** Supplied data follows **

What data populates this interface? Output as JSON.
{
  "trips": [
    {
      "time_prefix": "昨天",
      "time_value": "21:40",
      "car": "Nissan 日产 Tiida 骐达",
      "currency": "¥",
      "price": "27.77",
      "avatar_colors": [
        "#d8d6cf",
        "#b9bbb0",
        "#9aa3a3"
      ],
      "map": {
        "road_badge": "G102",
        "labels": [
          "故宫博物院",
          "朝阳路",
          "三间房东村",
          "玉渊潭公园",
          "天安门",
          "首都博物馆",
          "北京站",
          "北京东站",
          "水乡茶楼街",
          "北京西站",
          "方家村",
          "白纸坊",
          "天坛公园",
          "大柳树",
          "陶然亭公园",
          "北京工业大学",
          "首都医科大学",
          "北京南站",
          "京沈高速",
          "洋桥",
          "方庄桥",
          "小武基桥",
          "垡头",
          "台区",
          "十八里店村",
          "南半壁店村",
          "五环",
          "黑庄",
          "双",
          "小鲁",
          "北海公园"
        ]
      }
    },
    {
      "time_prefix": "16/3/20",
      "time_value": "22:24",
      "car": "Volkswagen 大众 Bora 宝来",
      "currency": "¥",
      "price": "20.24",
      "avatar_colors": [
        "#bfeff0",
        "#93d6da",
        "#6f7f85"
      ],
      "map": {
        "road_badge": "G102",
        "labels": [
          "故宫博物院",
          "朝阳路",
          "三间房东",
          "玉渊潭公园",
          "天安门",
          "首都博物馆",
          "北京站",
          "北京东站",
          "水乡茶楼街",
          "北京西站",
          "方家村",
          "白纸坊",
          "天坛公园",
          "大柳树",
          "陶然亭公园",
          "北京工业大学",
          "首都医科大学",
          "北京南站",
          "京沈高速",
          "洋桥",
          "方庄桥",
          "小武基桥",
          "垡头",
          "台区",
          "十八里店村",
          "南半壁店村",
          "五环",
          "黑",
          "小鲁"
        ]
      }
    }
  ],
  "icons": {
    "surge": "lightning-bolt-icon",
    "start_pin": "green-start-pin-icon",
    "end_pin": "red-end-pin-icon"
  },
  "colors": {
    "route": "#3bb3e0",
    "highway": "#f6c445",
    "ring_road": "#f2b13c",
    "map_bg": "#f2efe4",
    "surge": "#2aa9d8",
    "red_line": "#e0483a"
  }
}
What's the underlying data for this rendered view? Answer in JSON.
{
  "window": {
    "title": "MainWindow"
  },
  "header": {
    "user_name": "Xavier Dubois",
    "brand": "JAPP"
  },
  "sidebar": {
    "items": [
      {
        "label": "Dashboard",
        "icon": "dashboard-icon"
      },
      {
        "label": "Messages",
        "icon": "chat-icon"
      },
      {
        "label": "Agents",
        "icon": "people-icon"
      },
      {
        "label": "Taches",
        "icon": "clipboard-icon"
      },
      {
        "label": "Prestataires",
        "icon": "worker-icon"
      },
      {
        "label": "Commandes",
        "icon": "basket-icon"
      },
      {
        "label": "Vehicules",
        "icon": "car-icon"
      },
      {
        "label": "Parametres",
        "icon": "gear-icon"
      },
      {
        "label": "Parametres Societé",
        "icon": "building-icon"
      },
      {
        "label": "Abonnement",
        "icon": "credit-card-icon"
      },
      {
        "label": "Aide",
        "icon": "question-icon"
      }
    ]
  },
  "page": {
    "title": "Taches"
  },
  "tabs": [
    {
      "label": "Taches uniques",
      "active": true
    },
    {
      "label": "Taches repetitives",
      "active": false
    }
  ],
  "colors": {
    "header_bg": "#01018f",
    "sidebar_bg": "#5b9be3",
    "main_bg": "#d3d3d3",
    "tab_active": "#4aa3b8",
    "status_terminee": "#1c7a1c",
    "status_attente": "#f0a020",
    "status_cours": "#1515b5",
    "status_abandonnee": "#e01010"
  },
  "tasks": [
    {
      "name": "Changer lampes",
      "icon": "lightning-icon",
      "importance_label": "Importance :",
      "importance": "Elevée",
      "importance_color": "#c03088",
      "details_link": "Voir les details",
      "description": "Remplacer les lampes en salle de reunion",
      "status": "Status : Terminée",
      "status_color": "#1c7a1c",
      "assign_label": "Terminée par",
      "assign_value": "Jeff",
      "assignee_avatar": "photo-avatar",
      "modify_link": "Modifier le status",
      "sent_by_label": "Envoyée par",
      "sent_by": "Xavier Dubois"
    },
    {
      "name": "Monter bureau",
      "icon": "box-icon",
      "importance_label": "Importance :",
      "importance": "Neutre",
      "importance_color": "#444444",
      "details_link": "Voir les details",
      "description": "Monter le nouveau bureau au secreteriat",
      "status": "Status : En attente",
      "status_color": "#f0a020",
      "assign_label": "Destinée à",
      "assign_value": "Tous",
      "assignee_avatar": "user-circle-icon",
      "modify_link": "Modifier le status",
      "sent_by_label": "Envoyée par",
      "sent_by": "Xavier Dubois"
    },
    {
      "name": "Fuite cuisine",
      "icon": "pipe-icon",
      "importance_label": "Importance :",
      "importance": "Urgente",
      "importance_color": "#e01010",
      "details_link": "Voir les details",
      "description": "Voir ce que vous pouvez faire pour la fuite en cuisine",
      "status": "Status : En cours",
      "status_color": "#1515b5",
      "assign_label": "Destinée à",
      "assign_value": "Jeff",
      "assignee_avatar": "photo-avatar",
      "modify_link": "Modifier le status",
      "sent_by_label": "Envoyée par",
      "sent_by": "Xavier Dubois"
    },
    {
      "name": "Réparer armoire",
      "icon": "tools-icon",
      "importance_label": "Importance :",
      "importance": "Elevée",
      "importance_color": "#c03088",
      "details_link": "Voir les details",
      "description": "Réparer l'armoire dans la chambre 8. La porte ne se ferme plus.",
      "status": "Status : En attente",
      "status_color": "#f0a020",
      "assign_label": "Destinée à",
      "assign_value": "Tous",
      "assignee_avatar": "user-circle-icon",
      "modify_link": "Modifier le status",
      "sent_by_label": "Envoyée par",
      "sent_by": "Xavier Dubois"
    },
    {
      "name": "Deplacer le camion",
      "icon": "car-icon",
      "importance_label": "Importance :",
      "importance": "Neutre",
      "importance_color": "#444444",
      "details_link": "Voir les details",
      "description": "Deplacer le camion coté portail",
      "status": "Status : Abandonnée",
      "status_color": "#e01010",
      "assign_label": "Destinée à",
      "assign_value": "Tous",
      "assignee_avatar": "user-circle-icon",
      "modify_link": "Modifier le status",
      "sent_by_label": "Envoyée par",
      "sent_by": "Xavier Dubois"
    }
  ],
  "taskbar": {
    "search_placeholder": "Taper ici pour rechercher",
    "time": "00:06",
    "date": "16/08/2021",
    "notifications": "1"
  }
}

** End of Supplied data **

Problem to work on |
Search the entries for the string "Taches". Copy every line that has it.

Your solution |
        "label": "Taches",
    "title": "Taches"
      "label": "Taches uniques",
      "label": "Taches repetitives",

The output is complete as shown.